[The records Boundary: Start]

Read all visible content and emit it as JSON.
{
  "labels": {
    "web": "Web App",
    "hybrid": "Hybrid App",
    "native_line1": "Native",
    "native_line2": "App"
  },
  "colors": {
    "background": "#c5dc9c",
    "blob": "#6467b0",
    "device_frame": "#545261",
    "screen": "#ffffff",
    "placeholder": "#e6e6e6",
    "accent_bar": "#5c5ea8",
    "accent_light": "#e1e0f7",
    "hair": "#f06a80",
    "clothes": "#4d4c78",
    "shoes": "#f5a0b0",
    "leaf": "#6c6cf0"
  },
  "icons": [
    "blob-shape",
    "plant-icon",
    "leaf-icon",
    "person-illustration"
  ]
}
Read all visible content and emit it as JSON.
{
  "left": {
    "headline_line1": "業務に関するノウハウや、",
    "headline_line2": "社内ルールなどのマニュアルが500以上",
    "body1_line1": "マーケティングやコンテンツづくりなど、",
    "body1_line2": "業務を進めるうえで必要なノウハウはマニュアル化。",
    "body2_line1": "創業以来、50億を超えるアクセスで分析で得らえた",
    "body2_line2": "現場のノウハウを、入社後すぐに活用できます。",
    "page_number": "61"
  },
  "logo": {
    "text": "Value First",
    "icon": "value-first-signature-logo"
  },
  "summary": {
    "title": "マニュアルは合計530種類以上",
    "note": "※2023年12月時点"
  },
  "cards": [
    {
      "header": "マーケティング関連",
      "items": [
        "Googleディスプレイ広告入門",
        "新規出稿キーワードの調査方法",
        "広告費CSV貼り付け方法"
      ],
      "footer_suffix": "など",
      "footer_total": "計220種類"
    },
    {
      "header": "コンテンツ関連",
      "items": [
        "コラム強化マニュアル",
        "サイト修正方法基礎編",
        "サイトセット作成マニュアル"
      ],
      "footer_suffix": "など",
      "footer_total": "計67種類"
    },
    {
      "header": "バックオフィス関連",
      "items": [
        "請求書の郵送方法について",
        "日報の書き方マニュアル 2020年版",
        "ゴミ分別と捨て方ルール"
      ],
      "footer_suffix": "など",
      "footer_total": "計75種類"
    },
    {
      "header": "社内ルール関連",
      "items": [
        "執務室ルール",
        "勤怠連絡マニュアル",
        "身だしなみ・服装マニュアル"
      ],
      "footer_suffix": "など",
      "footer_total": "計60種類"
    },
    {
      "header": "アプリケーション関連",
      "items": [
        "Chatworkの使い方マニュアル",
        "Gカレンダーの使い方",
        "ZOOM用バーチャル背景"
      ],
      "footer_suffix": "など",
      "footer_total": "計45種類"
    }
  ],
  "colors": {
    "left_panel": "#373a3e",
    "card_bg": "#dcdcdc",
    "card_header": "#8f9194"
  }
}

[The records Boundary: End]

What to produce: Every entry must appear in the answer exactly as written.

Result of the task:
Read all visible content and emit it as JSON.
{
  "labels": {
    "web": "Web App",
    "hybrid": "Hybrid App",
    "native_line1": "Native",
    "native_line2": "App"
  },
  "colors": {
    "background": "#c5dc9c",
    "blob": "#6467b0",
    "device_frame": "#545261",
    "screen": "#ffffff",
    "placeholder": "#e6e6e6",
    "accent_bar": "#5c5ea8",
    "accent_light": "#e1e0f7",
    "hair": "#f06a80",
    "clothes": "#4d4c78",
    "shoes": "#f5a0b0",
    "leaf": "#6c6cf0"
  },
  "icons": [
    "blob-shape",
    "plant-icon",
    "leaf-icon",
    "person-illustration"
  ]
}
Read all visible content and emit it as JSON.
{
  "left": {
    "headline_line1": "業務に関するノウハウや、",
    "headline_line2": "社内ルールなどのマニュアルが500以上",
    "body1_line1": "マーケティングやコンテンツづくりなど、",
    "body1_line2": "業務を進めるうえで必要なノウハウはマニュアル化。",
    "body2_line1": "創業以来、50億を超えるアクセスで分析で得らえた",
    "body2_line2": "現場のノウハウを、入社後すぐに活用できます。",
    "page_number": "61"
  },
  "logo": {
    "text": "Value First",
    "icon": "value-first-signature-logo"
  },
  "summary": {
    "title": "マニュアルは合計530種類以上",
    "note": "※2023年12月時点"
  },
  "cards": [
    {
      "header": "マーケティング関連",
      "items": [
        "Googleディスプレイ広告入門",
        "新規出稿キーワードの調査方法",
        "広告費CSV貼り付け方法"
      ],
      "footer_suffix": "など",
      "footer_total": "計220種類"
    },
    {
      "header": "コンテンツ関連",
      "items": [
        "コラム強化マニュアル",
        "サイト修正方法基礎編",
        "サイトセット作成マニュアル"
      ],
      "footer_suffix": "など",
      "footer_total": "計67種類"
    },
    {
      "header": "バックオフィス関連",
      "items": [
        "請求書の郵送方法について",
        "日報の書き方マニュアル 2020年版",
        "ゴミ分別と捨て方ルール"
      ],
      "footer_suffix": "など",
      "footer_total": "計75種類"
    },
    {
      "header": "社内ルール関連",
      "items": [
        "執務室ルール",
        "勤怠連絡マニュアル",
        "身だしなみ・服装マニュアル"
      ],
      "footer_suffix": "など",
      "footer_total": "計60種類"
    },
    {
      "header": "アプリケーション関連",
      "items": [
        "Chatworkの使い方マニュアル",
        "Gカレンダーの使い方",
        "ZOOM用バーチャル背景"
      ],
      "footer_suffix": "など",
      "footer_total": "計45種類"
    }
  ],
  "colors": {
    "left_panel": "#373a3e",
    "card_bg": "#dcdcdc",
    "card_header": "#8f9194"
  }
}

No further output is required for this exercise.